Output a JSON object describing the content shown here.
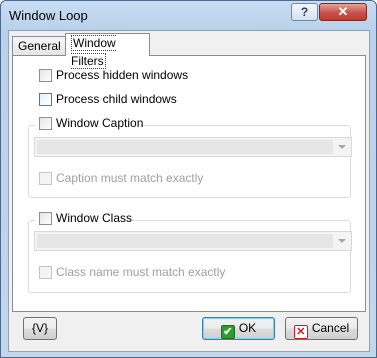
{
  "window": {
    "title": "Window Loop",
    "help_glyph": "?",
    "close_glyph": "✕"
  },
  "tabs": [
    {
      "label": "General",
      "selected": false
    },
    {
      "label": "Window Filters",
      "selected": true
    }
  ],
  "filters": {
    "process_hidden": {
      "label": "Process hidden windows",
      "checked": false
    },
    "process_child": {
      "label": "Process child windows",
      "checked": false
    },
    "caption_group": {
      "label": "Window Caption",
      "checked": false,
      "combo_value": "",
      "match_label": "Caption must match exactly"
    },
    "class_group": {
      "label": "Window Class",
      "checked": false,
      "combo_value": "",
      "match_label": "Class name must match exactly"
    }
  },
  "buttons": {
    "variables": "{V}",
    "ok": "OK",
    "cancel": "Cancel"
  },
  "icons": {
    "ok": "check-icon",
    "cancel": "x-icon"
  },
  "colors": {
    "title_bar": "#b9d1ea",
    "close_button": "#c75050",
    "ok_check": "#2e9d2e",
    "cancel_x": "#c0251b"
  }
}
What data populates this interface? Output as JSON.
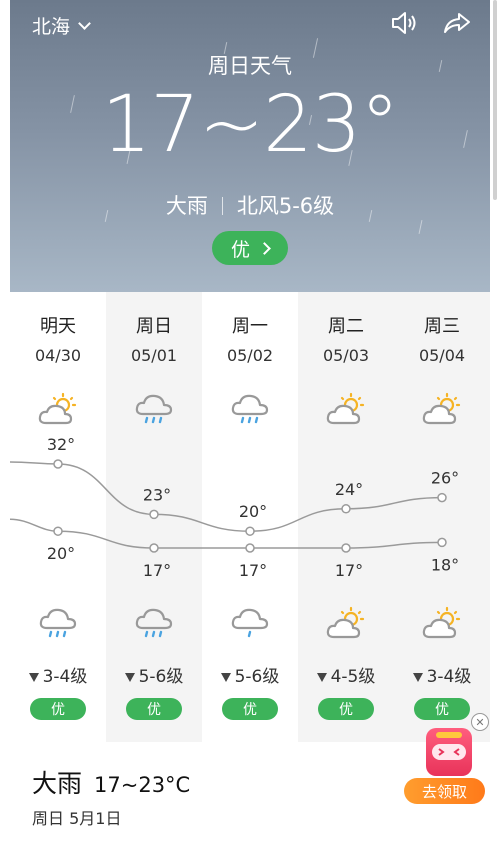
{
  "header": {
    "city": "北海",
    "title": "周日天气",
    "temp_range": "17~23°",
    "condition": "大雨",
    "wind": "北风5-6级",
    "aqi": "优"
  },
  "days": [
    {
      "day": "明天",
      "date": "04/30",
      "high": 32,
      "low": 20,
      "high_label": "32°",
      "low_label": "20°",
      "icon_day": "partly-cloudy-icon",
      "icon_night": "rain-icon",
      "wind": "3-4级",
      "aqi": "优"
    },
    {
      "day": "周日",
      "date": "05/01",
      "high": 23,
      "low": 17,
      "high_label": "23°",
      "low_label": "17°",
      "icon_day": "rain-icon",
      "icon_night": "rain-icon",
      "wind": "5-6级",
      "aqi": "优"
    },
    {
      "day": "周一",
      "date": "05/02",
      "high": 20,
      "low": 17,
      "high_label": "20°",
      "low_label": "17°",
      "icon_day": "rain-icon",
      "icon_night": "light-rain-icon",
      "wind": "5-6级",
      "aqi": "优"
    },
    {
      "day": "周二",
      "date": "05/03",
      "high": 24,
      "low": 17,
      "high_label": "24°",
      "low_label": "17°",
      "icon_day": "partly-cloudy-icon",
      "icon_night": "partly-cloudy-icon",
      "wind": "4-5级",
      "aqi": "优"
    },
    {
      "day": "周三",
      "date": "05/04",
      "high": 26,
      "low": 18,
      "high_label": "26°",
      "low_label": "18°",
      "icon_day": "partly-cloudy-icon",
      "icon_night": "partly-cloudy-icon",
      "wind": "3-4级",
      "aqi": "优"
    }
  ],
  "bottom": {
    "condition": "大雨",
    "temps": "17~23°C",
    "date": "周日  5月1日"
  },
  "promo": {
    "button": "去领取"
  },
  "colors": {
    "good_aqi": "#3db35a",
    "sun": "#f5b324",
    "rain": "#4aa3e0",
    "promo": "#ff8a25"
  }
}
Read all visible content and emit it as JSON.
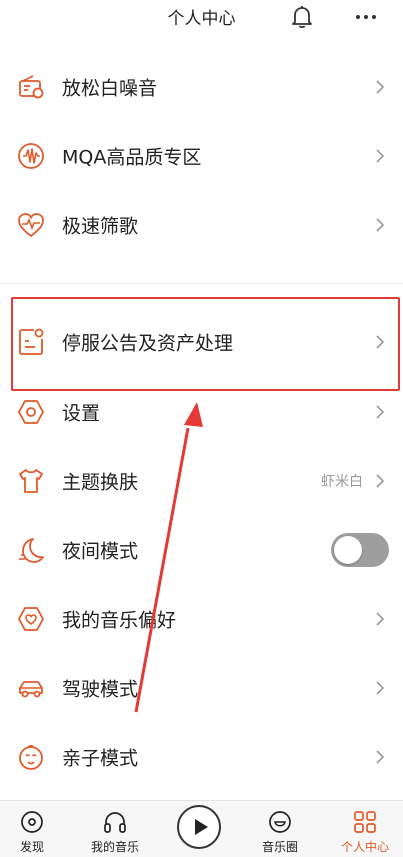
{
  "header": {
    "title": "个人中心",
    "bell_icon": "bell-icon",
    "more_icon": "more-dots-icon"
  },
  "colors": {
    "accent": "#e05a2a",
    "highlight_border": "#e53935",
    "toggle_off": "#9e9e9e"
  },
  "menu": {
    "relax_noise": {
      "label": "放松白噪音",
      "icon": "radio-icon"
    },
    "mqa": {
      "label": "MQA高品质专区",
      "icon": "waveform-icon"
    },
    "quick_filter": {
      "label": "极速筛歌",
      "icon": "heart-pulse-icon"
    },
    "service_notice": {
      "label": "停服公告及资产处理",
      "icon": "notice-document-icon"
    },
    "settings": {
      "label": "设置",
      "icon": "hexagon-settings-icon"
    },
    "theme": {
      "label": "主题换肤",
      "value": "虾米白",
      "icon": "tshirt-icon"
    },
    "night_mode": {
      "label": "夜间模式",
      "icon": "moon-icon",
      "toggle": false
    },
    "music_pref": {
      "label": "我的音乐偏好",
      "icon": "heart-tag-icon"
    },
    "drive_mode": {
      "label": "驾驶模式",
      "icon": "car-icon"
    },
    "kids_mode": {
      "label": "亲子模式",
      "icon": "baby-face-icon"
    }
  },
  "tabbar": {
    "discover": {
      "label": "发现",
      "icon": "disc-icon"
    },
    "my_music": {
      "label": "我的音乐",
      "icon": "headphones-icon"
    },
    "play": {
      "icon": "play-icon"
    },
    "music_circle": {
      "label": "音乐圈",
      "icon": "smile-icon"
    },
    "profile": {
      "label": "个人中心",
      "icon": "grid-icon",
      "active": true
    }
  }
}
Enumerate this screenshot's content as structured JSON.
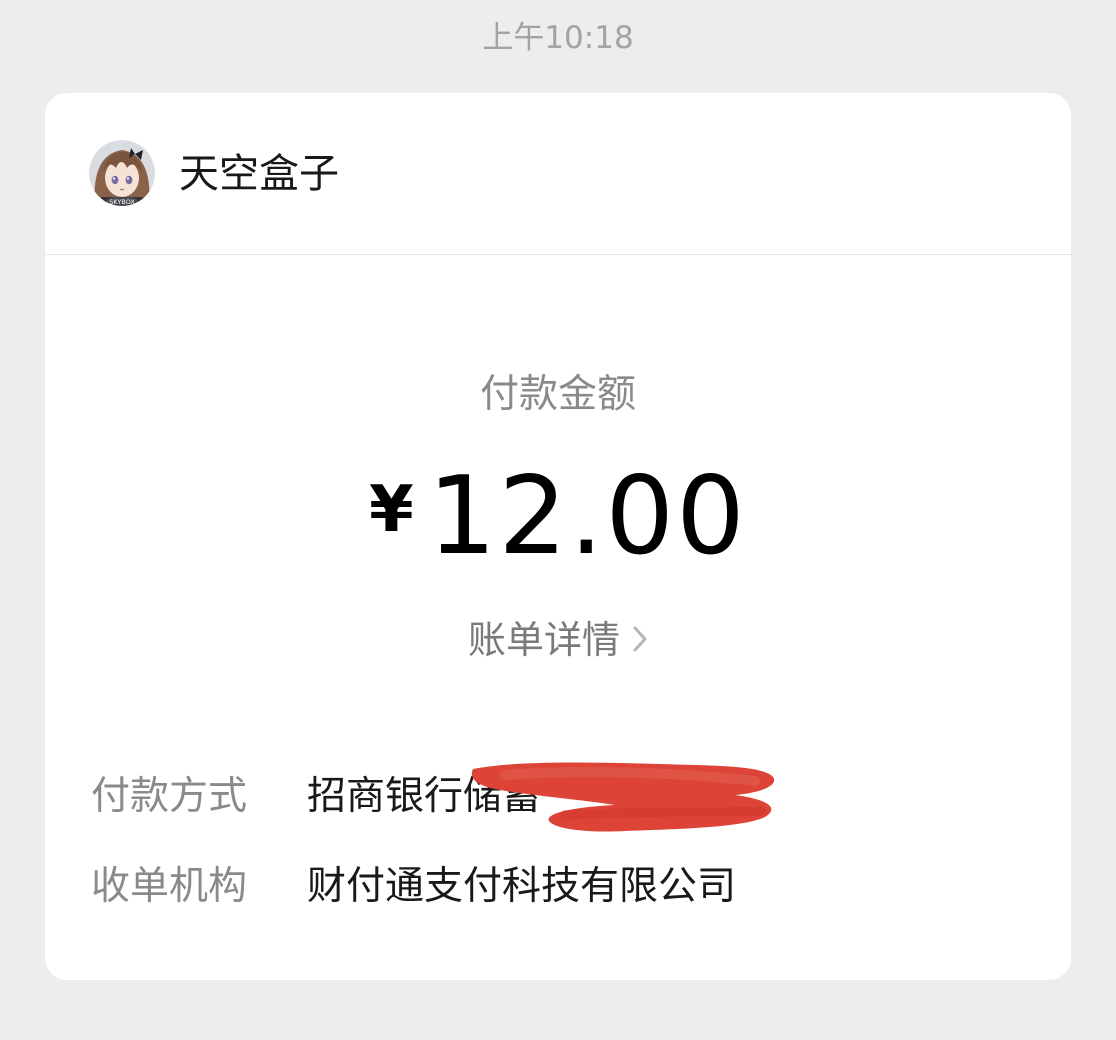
{
  "header": {
    "timestamp": "上午10:18"
  },
  "merchant": {
    "name": "天空盒子",
    "avatar_caption": "SKYBOX",
    "avatar_icon": "anime-character-avatar"
  },
  "payment": {
    "amount_label": "付款金额",
    "currency_symbol": "¥",
    "amount": "12.00",
    "bill_details_label": "账单详情",
    "bill_details_icon": "chevron-right-icon"
  },
  "details": [
    {
      "label": "付款方式",
      "value": "招商银行储蓄"
    },
    {
      "label": "收单机构",
      "value": "财付通支付科技有限公司"
    }
  ],
  "colors": {
    "background": "#ededed",
    "card": "#ffffff",
    "muted_text": "#8a8a8a",
    "redaction": "#dd4437"
  }
}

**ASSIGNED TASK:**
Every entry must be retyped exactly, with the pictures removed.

**TASK OUTPUT:**
Output a JSON object describing the content shown here.
{
  "window": {
    "title": "Window Loop",
    "help_glyph": "?",
    "close_glyph": "✕"
  },
  "tabs": [
    {
      "label": "General",
      "selected": false
    },
    {
      "label": "Window Filters",
      "selected": true
    }
  ],
  "filters": {
    "process_hidden": {
      "label": "Process hidden windows",
      "checked": false
    },
    "process_child": {
      "label": "Process child windows",
      "checked": false
    },
    "caption_group": {
      "label": "Window Caption",
      "checked": false,
      "combo_value": "",
      "match_label": "Caption must match exactly"
    },
    "class_group": {
      "label": "Window Class",
      "checked": false,
      "combo_value": "",
      "match_label": "Class name must match exactly"
    }
  },
  "buttons": {
    "variables": "{V}",
    "ok": "OK",
    "cancel": "Cancel"
  },
  "icons": {
    "ok": "check-icon",
    "cancel": "x-icon"
  },
  "colors": {
    "title_bar": "#b9d1ea",
    "close_button": "#c75050",
    "ok_check": "#2e9d2e",
    "cancel_x": "#c0251b"
  }
}
What data populates this interface? Output as JSON.
{
  "header": {
    "city": "北海",
    "title": "周日天气",
    "temp_range": "17~23°",
    "condition": "大雨",
    "wind": "北风5-6级",
    "aqi": "优"
  },
  "days": [
    {
      "day": "明天",
      "date": "04/30",
      "high": 32,
      "low": 20,
      "high_label": "32°",
      "low_label": "20°",
      "icon_day": "partly-cloudy-icon",
      "icon_night": "rain-icon",
      "wind": "3-4级",
      "aqi": "优"
    },
    {
      "day": "周日",
      "date": "05/01",
      "high": 23,
      "low": 17,
      "high_label": "23°",
      "low_label": "17°",
      "icon_day": "rain-icon",
      "icon_night": "rain-icon",
      "wind": "5-6级",
      "aqi": "优"
    },
    {
      "day": "周一",
      "date": "05/02",
      "high": 20,
      "low": 17,
      "high_label": "20°",
      "low_label": "17°",
      "icon_day": "rain-icon",
      "icon_night": "light-rain-icon",
      "wind": "5-6级",
      "aqi": "优"
    },
    {
      "day": "周二",
      "date": "05/03",
      "high": 24,
      "low": 17,
      "high_label": "24°",
      "low_label": "17°",
      "icon_day": "partly-cloudy-icon",
      "icon_night": "partly-cloudy-icon",
      "wind": "4-5级",
      "aqi": "优"
    },
    {
      "day": "周三",
      "date": "05/04",
      "high": 26,
      "low": 18,
      "high_label": "26°",
      "low_label": "18°",
      "icon_day": "partly-cloudy-icon",
      "icon_night": "partly-cloudy-icon",
      "wind": "3-4级",
      "aqi": "优"
    }
  ],
  "bottom": {
    "condition": "大雨",
    "temps": "17~23°C",
    "date": "周日  5月1日"
  },
  "promo": {
    "button": "去领取"
  },
  "colors": {
    "good_aqi": "#3db35a",
    "sun": "#f5b324",
    "rain": "#4aa3e0",
    "promo": "#ff8a25"
  }
}
Read all visible content and emit it as JSON.
{
  "header": {
    "title": "个人中心",
    "bell_icon": "bell-icon",
    "more_icon": "more-dots-icon"
  },
  "colors": {
    "accent": "#e05a2a",
    "highlight_border": "#e53935",
    "toggle_off": "#9e9e9e"
  },
  "menu": {
    "relax_noise": {
      "label": "放松白噪音",
      "icon": "radio-icon"
    },
    "mqa": {
      "label": "MQA高品质专区",
      "icon": "waveform-icon"
    },
    "quick_filter": {
      "label": "极速筛歌",
      "icon": "heart-pulse-icon"
    },
    "service_notice": {
      "label": "停服公告及资产处理",
      "icon": "notice-document-icon"
    },
    "settings": {
      "label": "设置",
      "icon": "hexagon-settings-icon"
    },
    "theme": {
      "label": "主题换肤",
      "value": "虾米白",
      "icon": "tshirt-icon"
    },
    "night_mode": {
      "label": "夜间模式",
      "icon": "moon-icon",
      "toggle": false
    },
    "music_pref": {
      "label": "我的音乐偏好",
      "icon": "heart-tag-icon"
    },
    "drive_mode": {
      "label": "驾驶模式",
      "icon": "car-icon"
    },
    "kids_mode": {
      "label": "亲子模式",
      "icon": "baby-face-icon"
    }
  },
  "tabbar": {
    "discover": {
      "label": "发现",
      "icon": "disc-icon"
    },
    "my_music": {
      "label": "我的音乐",
      "icon": "headphones-icon"
    },
    "play": {
      "icon": "play-icon"
    },
    "music_circle": {
      "label": "音乐圈",
      "icon": "smile-icon"
    },
    "profile": {
      "label": "个人中心",
      "icon": "grid-icon",
      "active": true
    }
  }
}
Enumerate this screenshot's content as structured JSON.
{
  "header": {
    "timestamp": "上午10:18"
  },
  "merchant": {
    "name": "天空盒子",
    "avatar_caption": "SKYBOX",
    "avatar_icon": "anime-character-avatar"
  },
  "payment": {
    "amount_label": "付款金额",
    "currency_symbol": "¥",
    "amount": "12.00",
    "bill_details_label": "账单详情",
    "bill_details_icon": "chevron-right-icon"
  },
  "details": [
    {
      "label": "付款方式",
      "value": "招商银行储蓄"
    },
    {
      "label": "收单机构",
      "value": "财付通支付科技有限公司"
    }
  ],
  "colors": {
    "background": "#ededed",
    "card": "#ffffff",
    "muted_text": "#8a8a8a",
    "redaction": "#dd4437"
  }
}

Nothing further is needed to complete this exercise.